● **ABOUT THIS TASK**
If a line in the records below includes the word "label", count it, then give the total and nothing else.

● **Dataset rows for apps and sites**
Content starts

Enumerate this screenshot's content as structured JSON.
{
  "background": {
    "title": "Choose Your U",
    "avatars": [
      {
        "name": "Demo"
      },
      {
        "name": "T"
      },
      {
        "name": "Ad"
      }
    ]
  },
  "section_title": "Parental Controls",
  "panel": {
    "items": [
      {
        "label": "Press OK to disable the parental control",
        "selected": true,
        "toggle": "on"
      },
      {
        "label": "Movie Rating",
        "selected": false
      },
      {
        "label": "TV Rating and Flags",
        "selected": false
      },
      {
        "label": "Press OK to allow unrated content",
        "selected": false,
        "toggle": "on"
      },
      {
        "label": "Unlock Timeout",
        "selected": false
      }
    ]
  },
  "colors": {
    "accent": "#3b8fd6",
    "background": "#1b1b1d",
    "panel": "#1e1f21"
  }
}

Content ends

● **ANSWER BOX**
5